666). Therefore, Sections 131 and 132 largely depend to be performed on a company that is later incorporated and which can be easily identified as for whom the promoter had entered into the pre-registration contract. This means that the introduction of Sections 131 and 132 are different to the common law view of pre-registration contracts, in which they do not recognize an unincorporated company being in any position to enter into these type of contracts. As a result, Sections 131 and 132 of the corporations act have been successful in changing the common law view of companies entering into contracts while they remain unincorporated. This is because that an unincorporated company cannot enter into any contracts or business transactions and therefore, the promoter would not be authorized to incur obligations on the behalf of that particular company. Furthermore, sufficient company description must be displayed at the time when a contract is entered into, inorder for an unincorporated company to be actually recognized as a company.

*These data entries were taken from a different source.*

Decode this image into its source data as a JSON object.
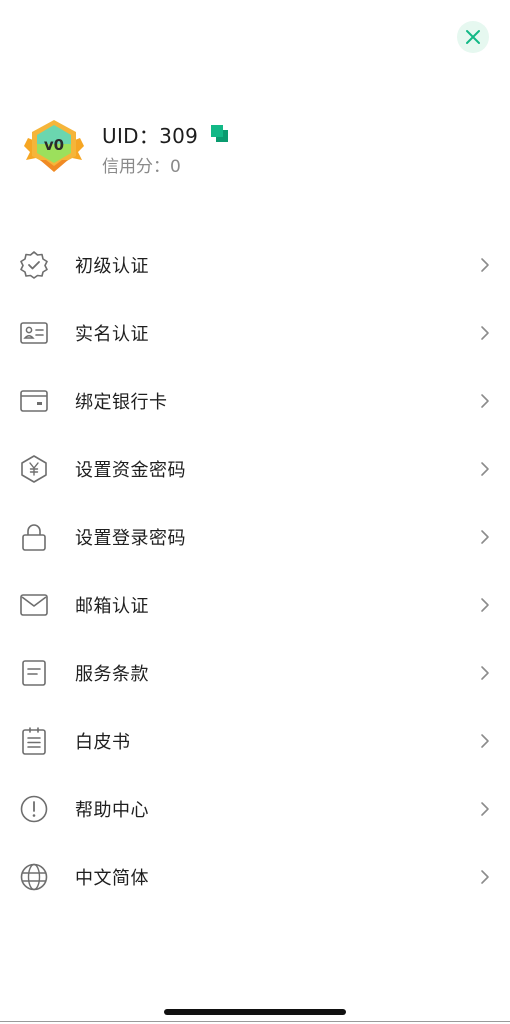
{
  "header": {
    "close_icon": "close-icon",
    "accent_color": "#12b886"
  },
  "profile": {
    "badge_label": "v0",
    "uid_text": "UID：309",
    "copy_icon": "copy-icon",
    "credit_text": "信用分：0"
  },
  "menu": {
    "items": [
      {
        "icon": "verified-badge-icon",
        "label": "初级认证"
      },
      {
        "icon": "id-card-icon",
        "label": "实名认证"
      },
      {
        "icon": "wallet-card-icon",
        "label": "绑定银行卡"
      },
      {
        "icon": "yuan-shield-icon",
        "label": "设置资金密码"
      },
      {
        "icon": "lock-icon",
        "label": "设置登录密码"
      },
      {
        "icon": "mail-icon",
        "label": "邮箱认证"
      },
      {
        "icon": "document-icon",
        "label": "服务条款"
      },
      {
        "icon": "clipboard-icon",
        "label": "白皮书"
      },
      {
        "icon": "help-icon",
        "label": "帮助中心"
      },
      {
        "icon": "globe-icon",
        "label": "中文简体"
      }
    ]
  }
}
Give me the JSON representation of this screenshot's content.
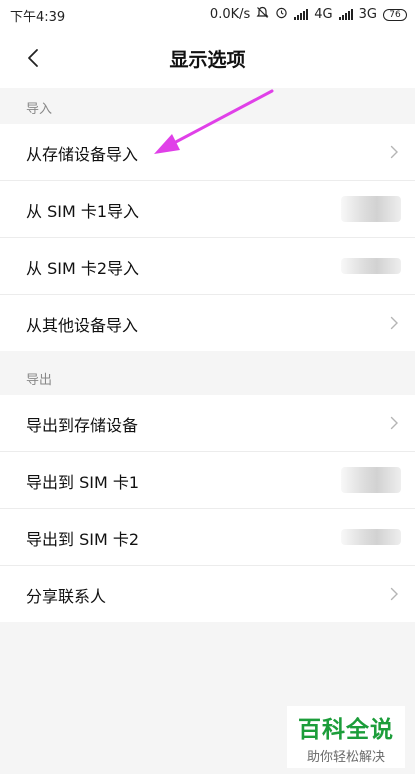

Given that entering into pre-registration contracts falls within Section 131 and in which a company is recognized as being registered, then that company will be bound by the contract and should that contract be ratified, they will be entitled to the benefits of the contract that was entered into. It has been recognized, mainly through statutory law, that once a company is actually formed, they will be permitted to adopt pre-registration contracts, that are intended to be entered into on that company's behalf, and in which the liability that a promoter has incurred will be automatically eliminated. This has been the main reason as to why that pre-registration contracts are now highly uncommon due to the consequences of a promoter entering into a contract with another party, on the behalf of an unincorporated company. It has been seen that he introduction of Sections 131 and 132 have had significant effects compared to its predecessor's view of pre-registration contracts, that being the common law. Despite, pre-registration contracts now being highly uncommon, in the past, they were almost inevitable as promoters entered into these agreements inorder to gain business securities for the unincorporated company, that they were acting on behalf of.
Consequentially, pre-registration contracts caused problems for all parties that were involved, especially the promoters, as they had to incur personal liability, despite acting on behalf of the unincorporated company. Therefore, a company cannot have an agent before it is registered, according to Section 131, because it is presumed under the law of agency, that a principal exists, during the time that the agent had initially entered into the contract. However, the company's ratification of a pre-registration contract, must be within a specific type, after the contract has been created, or before any time that it is agreed to, by the parties that are involved in the contract. As a result, Sections 131 and 132 indicate that a promoter can gain protection from liability in pre-registration contracts. The introduction of these two highly important sections of the corporations legislation has ensured that pre-registration contracts are now a thing of the past.
2740 Words. Bibliography 1. Lipton. P & Herzberg. A, (2001) Understanding Company Law, 10 th edn, Law book Company Ltd, Sydney.
2. Pentony. B, Graw. S, Lennard.
J & Parker. D, (1999) Understanding Business Law, 2 nd edn, Butterworths, Sydney. 3. Australian Corporations Legislation, (2001) Butterworths, Australia. 4. Australian Corporations Legislation, (2002) LexisNexis Butterworths, Australia.
5. Ford. A. J, Austin. R.
P & Ramsay. I, (2001) Ford's Principles of Corporations Law, 10 th edn, Butterworths, Australia. 6. Woodward.
S & Bird. H, (2001) Corporations Law Workbook, 5 th edn, LBC Information Services, Sydney. 7. Davies. P.
L, (1999) Gower's Principles of Modern Company Law, 7 th edn, LBC Information Services, Sydney.